By Geoff Jones
After bearing the brunt of NATO’s insurgency air power in toppling General Gadaffi and bringing freedom to the Libyan people, the UK’s Ministry of Defence (MOD) has announced that the Royal Air Force’s multi-role strike Panavia Tornado aircraft are to be retired from front-line service. In a further twist, the announcement also coincided with the arrival on British soil of the first Lockheed Martin F-35B Joint Strike Fighter for the RAF.
RAF Marham in Norfolk, England, and RAF Lossimouth in Scotland have been home to the RAF’s active Tornado GR4 squadrons, currently thought to total 124 aircraft. RAF Marham is where the RAF’s first F-35B touched down on July 18, 2012. Whether the F-35Bs, named Lightning II by the RAF, will actually be based here is yet to be decided. The UK was the first partner nation to join the F-35 program and took the first international delivery of four aircraft that are to be extensively evaluated, and ready for land-based operations by 2018. It is also the first time a “stealth aircraft’”has been exported by the U.S.
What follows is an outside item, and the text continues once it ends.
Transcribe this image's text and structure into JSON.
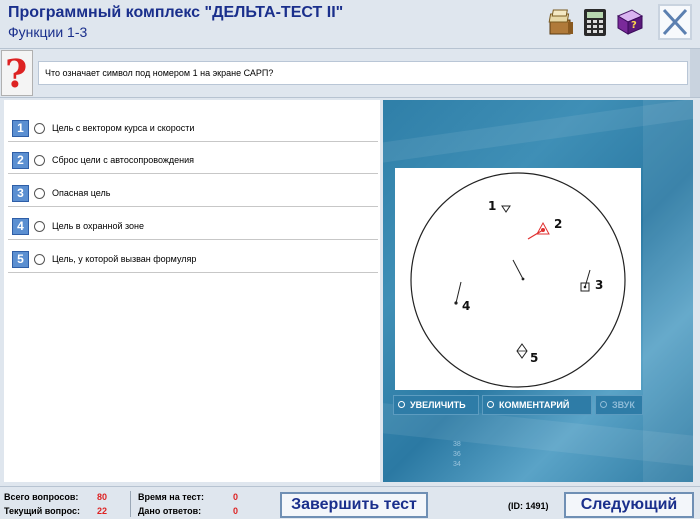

Meanwhile, the MOD’s announcement about the Tornado indicates that all of these types will be retired “by the end of the decade,” confirmed by BAe Systems—the aircraft’s UK manufacturer—in its annual report as March 2019. BAe is currently carrying out a ‘Sustainment Programme’ for 73 Tornado aircraft and they re-delivered 12 of these to the RAF during 2012. However, July 2012 also saw four Tornado F3’s retired from active military service, the first of the type’s demise. These aircraft had been operated from MOD Boscombe Down, England by 41 (R) Sqdn.’s “Experimental Flight”—upon their retirement, they were flown to RAF Leeming via BAe’s Warton facility (where they were built), and RAF Coningsby and Leuchars where the type had previously been based. A total of 770 Tornado IDS and 220 Tornado ADV’s were built.
The Tornado is a swing-wing international aircraft designed, developed and built by BAe in the UK, DASA in Germany and Alenia in Italy, the grouping known as Panavia—the prototype first flew on August 14, 1974, and the ADV (a long-range interceptor that only the RAF required) version entered service in 1986. In the RAF’s case it was designed to replace English Electric Lightning F6s and Phantom FGR2’s. As well as flying alongside coalition forces recently in Libyan action in early 2012, the Tornado also distinguished itself during the first Gulf War.